_The problem_:
Find all the lines in the entries below that hold the word "Father" and copy them.

Dataset items
==================================================

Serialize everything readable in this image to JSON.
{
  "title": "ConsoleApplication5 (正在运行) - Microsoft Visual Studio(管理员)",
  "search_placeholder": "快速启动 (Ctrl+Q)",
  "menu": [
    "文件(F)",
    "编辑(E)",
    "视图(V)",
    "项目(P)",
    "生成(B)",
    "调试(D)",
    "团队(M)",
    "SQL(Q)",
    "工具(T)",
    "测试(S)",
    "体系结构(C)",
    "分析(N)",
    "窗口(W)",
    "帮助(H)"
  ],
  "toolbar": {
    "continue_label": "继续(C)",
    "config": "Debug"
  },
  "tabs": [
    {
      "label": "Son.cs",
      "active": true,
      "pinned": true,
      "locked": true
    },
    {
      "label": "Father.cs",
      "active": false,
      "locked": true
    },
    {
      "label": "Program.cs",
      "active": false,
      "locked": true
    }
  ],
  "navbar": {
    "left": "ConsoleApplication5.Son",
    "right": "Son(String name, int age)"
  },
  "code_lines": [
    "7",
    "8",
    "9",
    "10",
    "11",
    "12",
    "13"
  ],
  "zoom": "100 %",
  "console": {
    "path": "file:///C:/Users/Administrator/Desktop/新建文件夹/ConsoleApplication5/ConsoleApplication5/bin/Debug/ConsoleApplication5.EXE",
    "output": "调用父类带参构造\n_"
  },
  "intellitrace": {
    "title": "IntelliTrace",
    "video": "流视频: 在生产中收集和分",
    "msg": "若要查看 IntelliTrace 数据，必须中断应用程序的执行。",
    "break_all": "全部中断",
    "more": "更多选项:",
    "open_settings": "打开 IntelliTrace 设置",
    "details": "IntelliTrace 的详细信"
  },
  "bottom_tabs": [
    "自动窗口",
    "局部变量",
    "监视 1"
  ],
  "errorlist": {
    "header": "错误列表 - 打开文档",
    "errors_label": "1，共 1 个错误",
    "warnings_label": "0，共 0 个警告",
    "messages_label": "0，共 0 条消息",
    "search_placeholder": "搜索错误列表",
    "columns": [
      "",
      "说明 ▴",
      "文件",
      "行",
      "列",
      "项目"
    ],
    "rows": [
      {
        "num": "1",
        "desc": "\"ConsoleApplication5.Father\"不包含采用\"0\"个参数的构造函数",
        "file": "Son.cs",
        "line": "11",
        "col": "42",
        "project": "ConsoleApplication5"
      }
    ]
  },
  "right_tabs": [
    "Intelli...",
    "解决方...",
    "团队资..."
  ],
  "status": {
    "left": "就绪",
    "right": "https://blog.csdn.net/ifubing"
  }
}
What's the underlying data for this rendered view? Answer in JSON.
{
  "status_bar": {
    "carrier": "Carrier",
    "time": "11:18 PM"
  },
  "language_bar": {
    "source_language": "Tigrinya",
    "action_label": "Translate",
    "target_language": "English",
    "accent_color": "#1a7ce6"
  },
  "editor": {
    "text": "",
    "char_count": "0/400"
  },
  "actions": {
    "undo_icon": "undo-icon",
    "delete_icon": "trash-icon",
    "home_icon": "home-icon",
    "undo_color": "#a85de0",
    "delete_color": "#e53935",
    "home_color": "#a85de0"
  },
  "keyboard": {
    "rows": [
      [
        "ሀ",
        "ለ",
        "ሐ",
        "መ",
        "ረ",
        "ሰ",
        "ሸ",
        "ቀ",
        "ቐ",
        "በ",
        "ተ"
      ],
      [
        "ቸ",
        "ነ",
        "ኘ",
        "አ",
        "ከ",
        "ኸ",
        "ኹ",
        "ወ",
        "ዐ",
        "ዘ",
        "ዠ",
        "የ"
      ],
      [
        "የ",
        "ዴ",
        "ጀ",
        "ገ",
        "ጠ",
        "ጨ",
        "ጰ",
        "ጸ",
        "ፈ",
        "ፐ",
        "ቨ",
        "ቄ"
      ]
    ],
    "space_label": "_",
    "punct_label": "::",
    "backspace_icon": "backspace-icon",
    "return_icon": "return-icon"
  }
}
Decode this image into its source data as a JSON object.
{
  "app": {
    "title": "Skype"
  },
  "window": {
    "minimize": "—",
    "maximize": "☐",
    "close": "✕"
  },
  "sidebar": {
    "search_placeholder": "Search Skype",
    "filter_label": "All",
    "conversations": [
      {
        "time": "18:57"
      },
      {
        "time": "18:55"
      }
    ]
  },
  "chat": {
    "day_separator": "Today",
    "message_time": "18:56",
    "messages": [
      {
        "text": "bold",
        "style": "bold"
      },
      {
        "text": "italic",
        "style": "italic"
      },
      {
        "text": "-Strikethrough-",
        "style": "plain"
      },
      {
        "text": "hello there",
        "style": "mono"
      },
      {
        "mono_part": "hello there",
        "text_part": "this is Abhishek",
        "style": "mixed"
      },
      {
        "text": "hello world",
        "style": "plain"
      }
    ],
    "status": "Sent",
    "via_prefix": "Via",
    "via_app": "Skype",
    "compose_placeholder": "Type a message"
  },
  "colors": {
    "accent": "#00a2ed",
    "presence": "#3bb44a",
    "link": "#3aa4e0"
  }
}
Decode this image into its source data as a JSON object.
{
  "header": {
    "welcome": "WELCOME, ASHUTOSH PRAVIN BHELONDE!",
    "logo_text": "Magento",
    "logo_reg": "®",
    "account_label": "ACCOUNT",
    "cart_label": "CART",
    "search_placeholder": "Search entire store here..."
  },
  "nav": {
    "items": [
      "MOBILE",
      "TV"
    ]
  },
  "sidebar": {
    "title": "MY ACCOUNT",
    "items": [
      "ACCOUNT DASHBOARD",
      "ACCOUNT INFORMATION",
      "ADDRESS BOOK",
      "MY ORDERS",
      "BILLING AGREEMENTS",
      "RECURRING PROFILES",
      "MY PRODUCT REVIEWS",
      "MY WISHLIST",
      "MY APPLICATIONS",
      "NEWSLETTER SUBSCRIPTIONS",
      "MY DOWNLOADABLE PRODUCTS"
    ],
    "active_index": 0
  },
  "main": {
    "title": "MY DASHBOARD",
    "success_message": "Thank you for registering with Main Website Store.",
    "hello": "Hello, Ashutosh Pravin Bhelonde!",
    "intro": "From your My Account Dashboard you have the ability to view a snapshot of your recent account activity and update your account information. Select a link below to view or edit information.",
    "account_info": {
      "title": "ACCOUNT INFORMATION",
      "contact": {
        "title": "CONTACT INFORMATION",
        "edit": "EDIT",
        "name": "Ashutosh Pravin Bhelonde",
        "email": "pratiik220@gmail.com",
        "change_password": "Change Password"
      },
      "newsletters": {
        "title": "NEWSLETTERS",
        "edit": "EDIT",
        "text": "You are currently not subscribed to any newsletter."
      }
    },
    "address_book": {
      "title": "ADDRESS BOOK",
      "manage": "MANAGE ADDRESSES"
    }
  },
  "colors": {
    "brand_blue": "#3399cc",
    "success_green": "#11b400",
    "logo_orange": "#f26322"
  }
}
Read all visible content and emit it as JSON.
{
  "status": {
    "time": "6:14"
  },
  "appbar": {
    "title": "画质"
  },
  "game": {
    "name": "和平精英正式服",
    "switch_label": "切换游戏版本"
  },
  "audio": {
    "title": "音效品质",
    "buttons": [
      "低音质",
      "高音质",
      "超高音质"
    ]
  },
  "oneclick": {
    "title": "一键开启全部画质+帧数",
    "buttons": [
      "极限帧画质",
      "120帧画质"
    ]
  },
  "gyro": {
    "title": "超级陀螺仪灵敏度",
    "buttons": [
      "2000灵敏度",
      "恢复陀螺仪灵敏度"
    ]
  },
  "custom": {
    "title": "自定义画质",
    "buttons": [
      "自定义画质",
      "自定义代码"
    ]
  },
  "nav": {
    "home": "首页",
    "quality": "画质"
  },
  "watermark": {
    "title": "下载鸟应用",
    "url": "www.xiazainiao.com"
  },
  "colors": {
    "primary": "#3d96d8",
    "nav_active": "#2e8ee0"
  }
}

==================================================

_Response area_:
      "label": "Father.cs",
        "desc": "\"ConsoleApplication5.Father\"不包含采用\"0\"个参数的构造函数",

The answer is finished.